A ‘Hard Brexit’ may cost the finance industry around £38 billion and up to 7500 jobs, according to a report released today by lobbying group TheCityUK.
Should the UK leave the single market and pursue a ‘Hard Brexit’ there could be serious implications for the security of the financial sector, the report concluded. It envisaged several possible scenarios for the UK following Brexit, one of which included the UK retaining some degree of access to the European Economic Area (EEA) and allowed the UK to continue to trade with other countries without the need for specific licenses. This was seen as the least disruptive approach, projected to cost the financial sector around 4,000 jobs and £2 billion in annual revenue.
An alternative option discussed was the UK would leaving the EU trading bloc “without any trading equivalence”, which is likely to have further negative consequences for the industry. The report indicated that such a move would cost the financial sector £20 billion and hit 35,000 jobs.

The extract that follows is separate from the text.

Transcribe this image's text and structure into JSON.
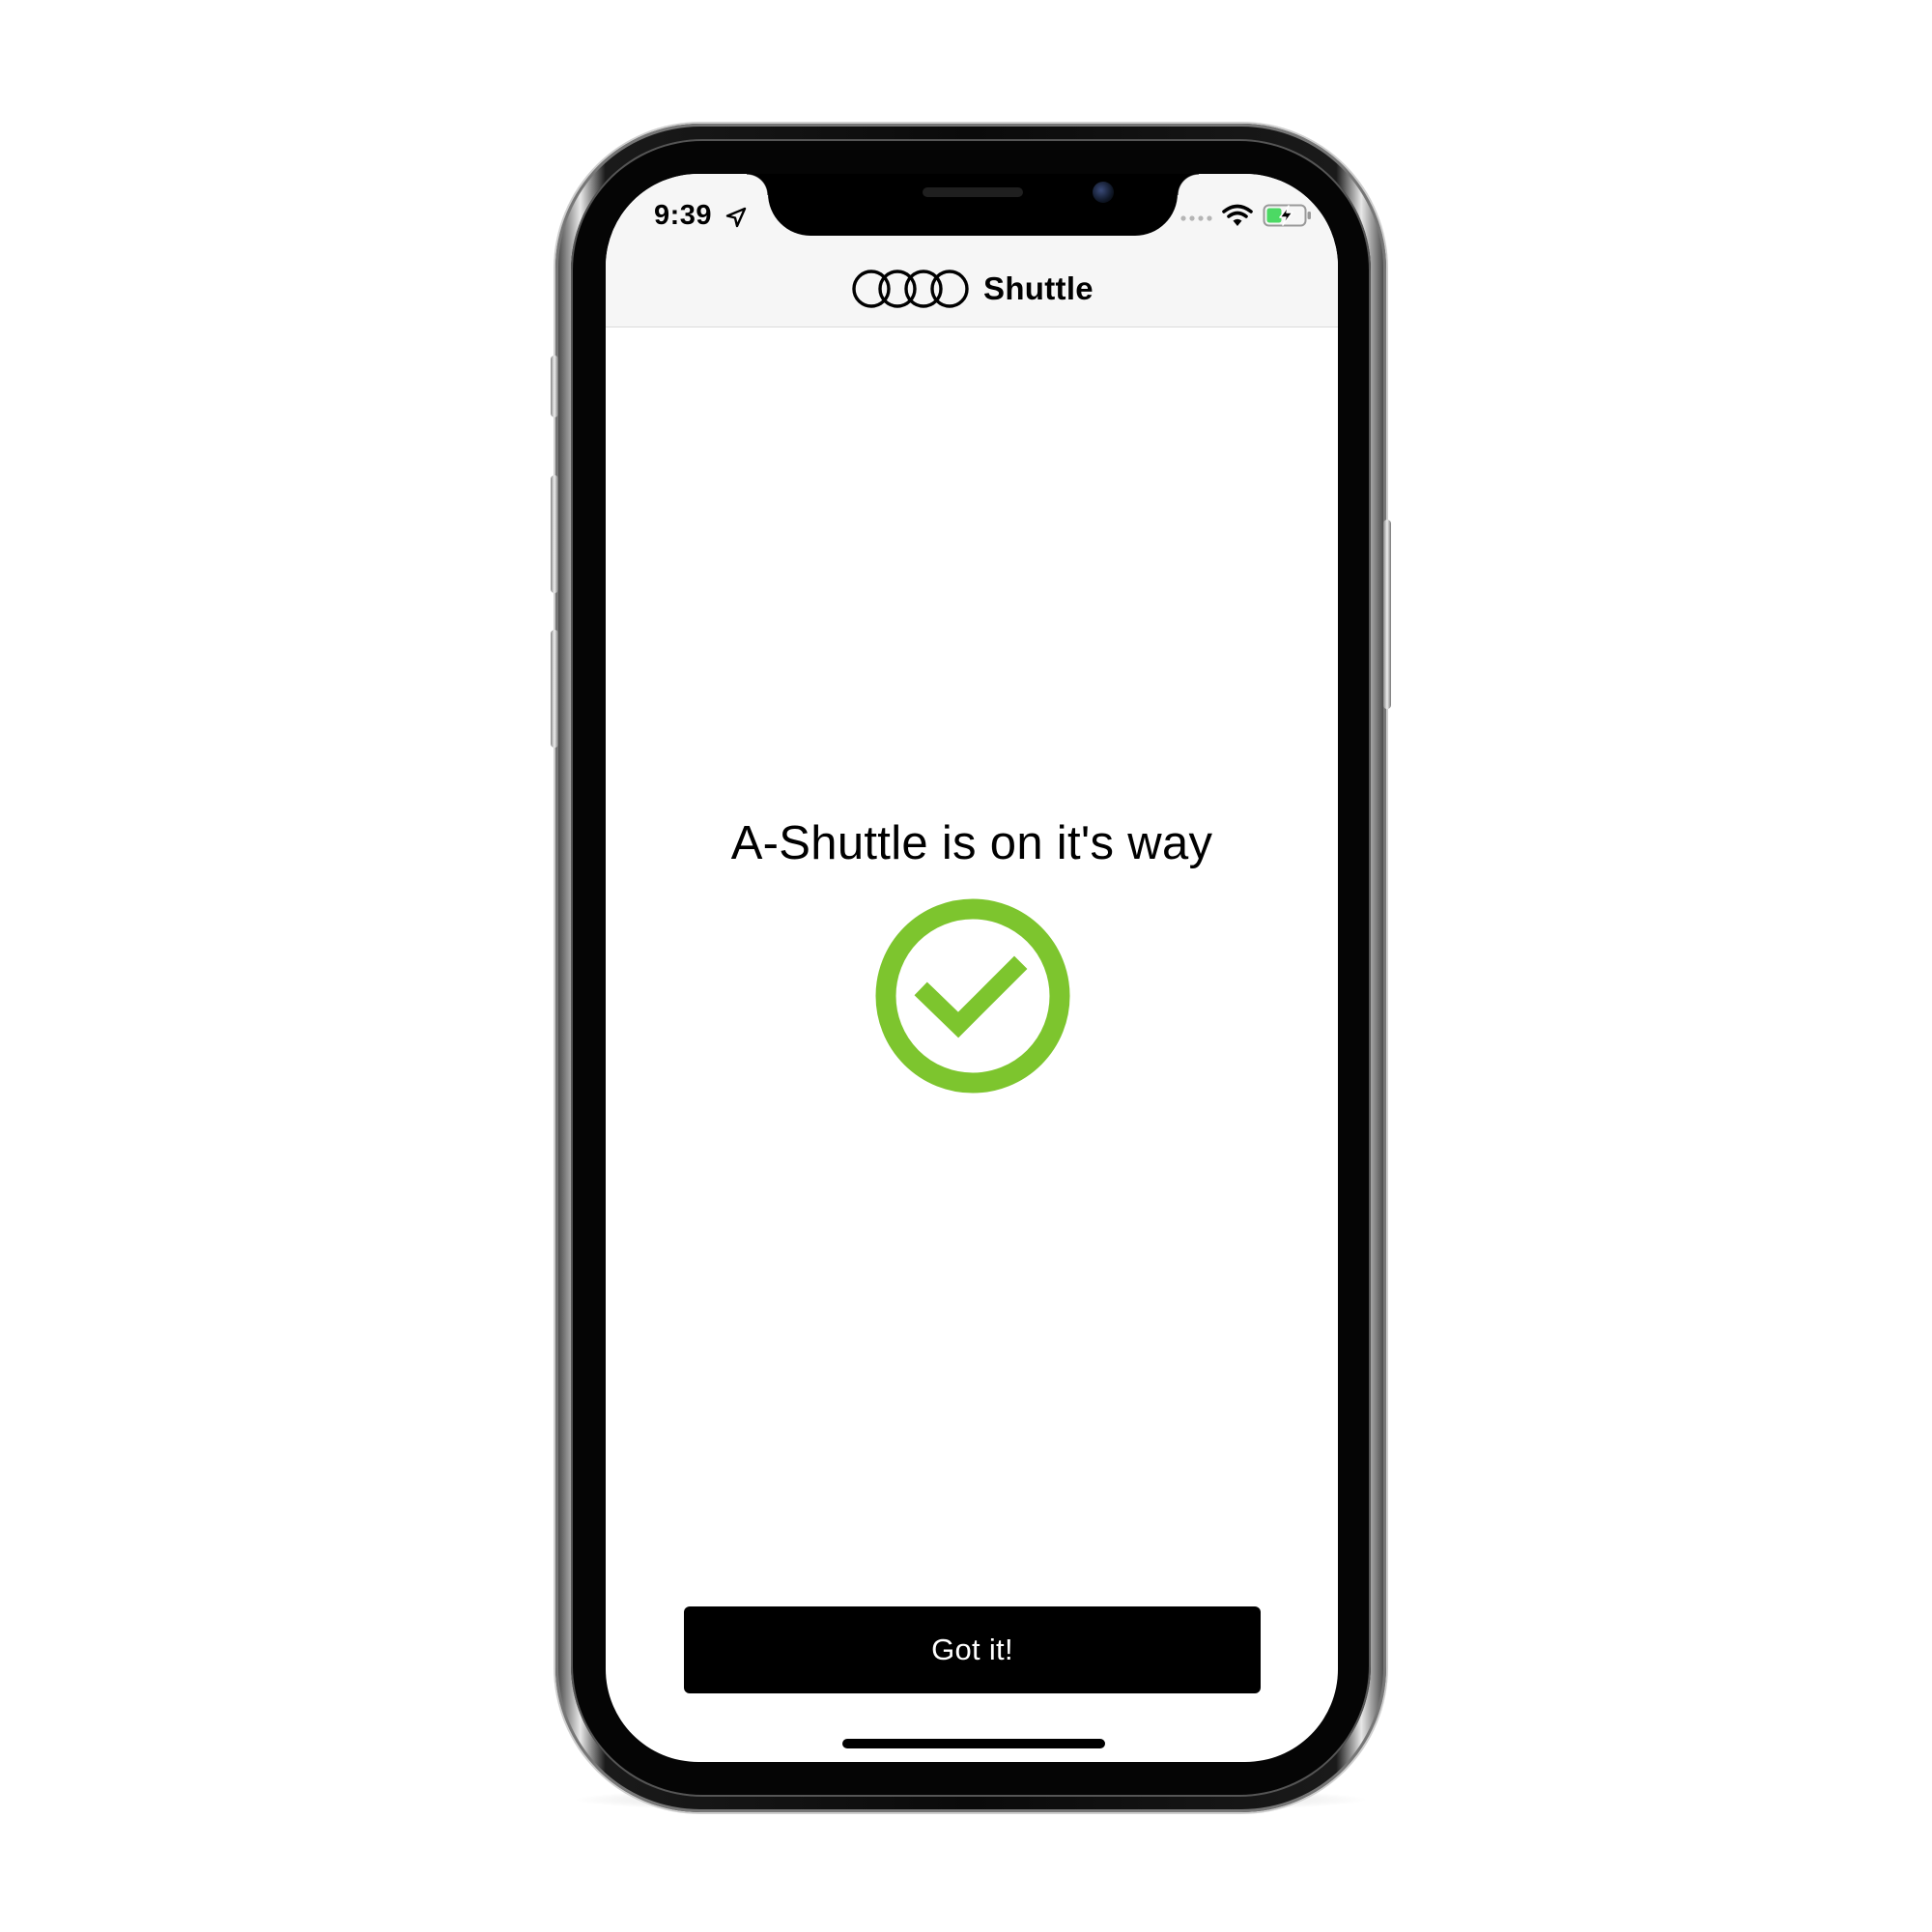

Such a development may have a domino effect on other related business industries, potentially affecting 40,000 jobs and costing a further £18 billion.
The report was conducted by management consultancy firm Oliver Wyman for TheCityUK, an organisation seeking to influence government policy on issues that affect The City.
Hector Sants, head of Oliver Wyman and former chief executive of the Financial Services Authority, told the BBC: “We are not taking a view on the outcome of the negotiations.
“What we have done here is to create a robust and independent database.”
“We are confident that these are numbers that people can coalesce around and discuss.”
The report follows Theresa May’s Conservative Conference speech, in which she rejected distinctions between a “Hard Brexit” and a “Soft Brexit”. Following this announcement, the pound sterling has plunged to its lowest level since 1985 as the markets reacted to the latest Brexit development.